No. This tax has been reduced significantly over the last two administrations, first by Governor Schweitzer and then by Governor Bullock. In addition, businesses with less than $100,000 in equipment assets are exempt. Practically speaking, the Business Equipment Tax has no impact on start-up businesses inside or outside the technology sector. The businesses it impacts are larger capital-intensive companies outside of the technology sector, such as Exxon and Phillips petroleum.
What is the tax structure like in Montana as it relates to business start-ups?
A 2015 WalletHub study ranked Montana as having the fairest tax system in the country with the third lowest overall tax burden in the nation. In the same year the Tax Foundation ranked Montana as the sixth best state in the country for business tax climate. Further reduction in our taxes is less important to our businesses than wisely using our existing tax dollars to support public education, refurbish our infrastructure and enhance access to our public lands. If there are to be tax cuts they should be directed at working Montanans to better enable them to support their families and to purchase the goods and services that our and other businesses provide.

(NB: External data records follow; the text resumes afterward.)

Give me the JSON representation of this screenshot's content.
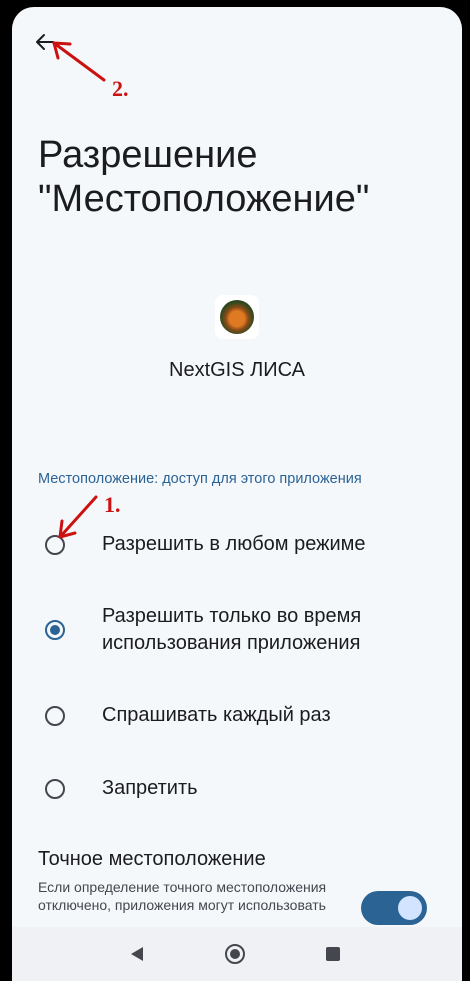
{
  "header": {
    "title": "Разрешение \"Местоположение\""
  },
  "app": {
    "name": "NextGIS ЛИСА",
    "icon": "fox-logo-icon"
  },
  "permission": {
    "section_label": "Местоположение: доступ для этого приложения",
    "options": [
      {
        "label": "Разрешить в любом режиме",
        "selected": false
      },
      {
        "label": "Разрешить только во время использования приложения",
        "selected": true
      },
      {
        "label": "Спрашивать каждый раз",
        "selected": false
      },
      {
        "label": "Запретить",
        "selected": false
      }
    ]
  },
  "precise": {
    "title": "Точное местоположение",
    "description": "Если определение точного местоположения отключено, приложения могут использовать",
    "enabled": true
  },
  "annotations": {
    "step1": "1.",
    "step2": "2."
  },
  "colors": {
    "accent": "#2b6395",
    "annotation": "#cc1111",
    "background": "#f5f8fb"
  }
}
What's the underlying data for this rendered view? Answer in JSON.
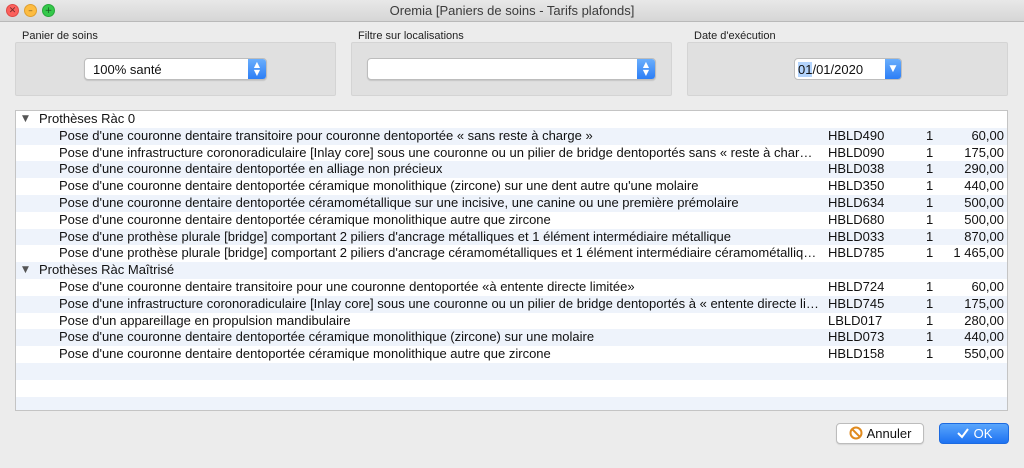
{
  "window": {
    "title": "Oremia [Paniers de soins - Tarifs plafonds]"
  },
  "filters": {
    "panier_label": "Panier de soins",
    "panier_value": "100% santé",
    "localisation_label": "Filtre sur localisations",
    "localisation_value": "",
    "date_label": "Date d'exécution",
    "date_selected": "01",
    "date_rest": "/01/2020"
  },
  "groups": [
    {
      "title": "Prothèses Ràc 0",
      "rows": [
        {
          "libelle": "Pose d'une couronne dentaire transitoire pour couronne dentoportée « sans reste à charge »",
          "code": "HBLD490",
          "qty": "1",
          "price": "60,00"
        },
        {
          "libelle": "Pose d'une infrastructure coronoradiculaire [Inlay core] sous une couronne ou un pilier de bridge dentoportés sans « reste à charge »",
          "code": "HBLD090",
          "qty": "1",
          "price": "175,00"
        },
        {
          "libelle": "Pose d'une couronne dentaire dentoportée en alliage non précieux",
          "code": "HBLD038",
          "qty": "1",
          "price": "290,00"
        },
        {
          "libelle": "Pose d'une couronne dentaire dentoportée céramique monolithique (zircone) sur une dent autre qu'une molaire",
          "code": "HBLD350",
          "qty": "1",
          "price": "440,00"
        },
        {
          "libelle": "Pose d'une couronne dentaire dentoportée céramométallique sur une incisive, une canine ou une première prémolaire",
          "code": "HBLD634",
          "qty": "1",
          "price": "500,00"
        },
        {
          "libelle": "Pose d'une couronne dentaire dentoportée céramique monolithique autre que zircone",
          "code": "HBLD680",
          "qty": "1",
          "price": "500,00"
        },
        {
          "libelle": "Pose d'une prothèse plurale [bridge] comportant 2 piliers d'ancrage métalliques et 1 élément intermédiaire métallique",
          "code": "HBLD033",
          "qty": "1",
          "price": "870,00"
        },
        {
          "libelle": "Pose d'une prothèse plurale [bridge] comportant 2 piliers d'ancrage céramométalliques et 1 élément intermédiaire céramométallique …",
          "code": "HBLD785",
          "qty": "1",
          "price": "1 465,00"
        }
      ]
    },
    {
      "title": "Prothèses Ràc Maîtrisé",
      "rows": [
        {
          "libelle": "Pose d'une couronne dentaire transitoire pour une couronne dentoportée «à entente directe limitée»",
          "code": "HBLD724",
          "qty": "1",
          "price": "60,00"
        },
        {
          "libelle": "Pose d'une infrastructure coronoradiculaire [Inlay core] sous une couronne ou un pilier de bridge dentoportés à « entente directe lim…",
          "code": "HBLD745",
          "qty": "1",
          "price": "175,00"
        },
        {
          "libelle": "Pose d'un appareillage en propulsion mandibulaire",
          "code": "LBLD017",
          "qty": "1",
          "price": "280,00"
        },
        {
          "libelle": "Pose d'une couronne dentaire dentoportée céramique monolithique (zircone) sur une molaire",
          "code": "HBLD073",
          "qty": "1",
          "price": "440,00"
        },
        {
          "libelle": "Pose d'une couronne dentaire dentoportée céramique monolithique  autre que zircone",
          "code": "HBLD158",
          "qty": "1",
          "price": "550,00"
        }
      ]
    }
  ],
  "buttons": {
    "cancel_label": "Annuler",
    "ok_label": "OK"
  },
  "colors": {
    "accent": "#2c7ef6",
    "row_alt": "#eef3fb"
  },
  "icons": {
    "close": "close-icon",
    "minimize": "minimize-icon",
    "zoom": "zoom-icon",
    "cancel": "prohibited-icon",
    "ok": "checkmark-icon"
  }
}
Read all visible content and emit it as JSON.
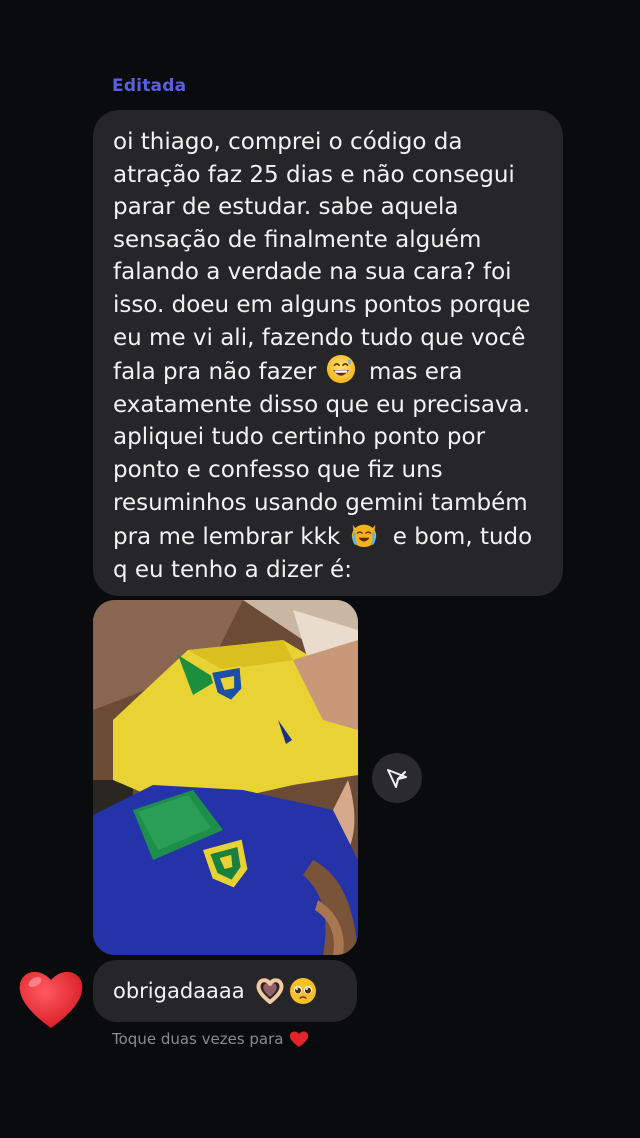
{
  "conversation": {
    "edited_label": "Editada",
    "message": {
      "lines": [
        "oi thiago, comprei o código da",
        "atração faz 25 dias e não consegui",
        "parar de estudar. sabe aquela",
        "sensação de finalmente alguém",
        "falando a verdade na sua cara? foi",
        "isso. doeu em alguns pontos porque",
        "eu me vi ali, fazendo tudo que você"
      ],
      "line8_before_emoji": "fala pra não fazer",
      "line8_emoji": "grinning-sweat-emoji",
      "line8_after_emoji": "mas era",
      "lines_after": [
        "exatamente disso que eu precisava.",
        "apliquei tudo certinho ponto por",
        "ponto e confesso que fiz uns",
        "resuminhos usando gemini também"
      ],
      "line13_before_emoji": "pra me lembrar kkk",
      "line13_emoji": "crying-cat-emoji",
      "line13_after_emoji": "e bom, tudo",
      "last_line": "q eu tenho a dizer é:"
    },
    "photo": {
      "description_icon": "photo-brasil-jerseys"
    },
    "share_button_icon": "send-icon",
    "reply": {
      "text": "obrigadaaaa",
      "emojis": [
        "heart-hands-emoji",
        "pleading-face-emoji"
      ]
    },
    "reaction": {
      "icon": "red-heart-icon",
      "color": "#e3242b"
    },
    "hint": {
      "text": "Toque duas vezes para",
      "icon": "small-heart-icon"
    }
  },
  "colors": {
    "background": "#0a0b0d",
    "bubble": "#262628",
    "edited_label": "#5b5fe0",
    "hint_text": "#8b8b8f"
  }
}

What are the facts about job growth in Montana?
In 2014 the U.S. Chamber of Commerce ranked Montana sixth in the country for long-term job growth. As of April 2016 Montana’s unemployment rate was 4.2%, significantly lower than the national rate of 4.9%. A study by the University of Montana’s Bureau of Business and Economic Research found that between 2009 and 2014 Montana saw an 8.6% increase in manufacturing employment compared to only 3.6% for the national average.
What about wage growth in Montana?
Wages and wage growth in Montana are not as bad as the “49th in the country” figure some have quoted. In the 2014 census it ranked 34th in per capita income. Figures like this can be misleading, according to an analysis by political science professor David Parker of MSU. He points out that Montana has a higher percentage of retired people and small business and sole proprietorship owners than most states and these people typically do not report wage income, bringing down the statewide average. And the fundamentals are moving in the right direction. Unemployment is a full point below the national average, and in a 2014 Chamber of Commerce report Montana ranked sixth in the country in long-term job growth. Besides, who wants to be first in wages, which generally comes with the highest costs of living–California can win that particular race.
What has Bullock done to improve infrastructure in MT?
Bullock’s infrastructure plan was narrowly defeated by the legislature in 2015. He has named infrastructure as his top 2017 legislative priority and has proposed a $200M program to address critical needs in Montana’s communities, to be funded by a prudent mix of cash and bonds while still preserving a meaningful “rainy day fund” for the state.
Where does the Bullock Administration stand on public lands, public access and a clean environment in Montana?
Bullock’s advocacy for public lands and access started before he became Governor. As Assistant Attorney General he wrote the landmark opinion that established stream access from public bridges. In 2013 he vetoed legislation that would have limited public land acquisitions by the state, and in 2015 he vetoed legislation aimed at selling or transferring Federal lands to the state. The Bullock Administration has been successful in securing access to streams and lands around the state including in 2015 securing access to 50,000 acres in the Rocky Mountain Front.
Why do people say Montana is a fiscally prudent state?
This was first reported in the Missoulian based on a study conducted in 2014 by a J.P. Morgan analyst who looked at bonded debt, pension liabilities and other such factors. When it comes to debt, bond ratings and other liabilities, Montana’s status has only improved since that time.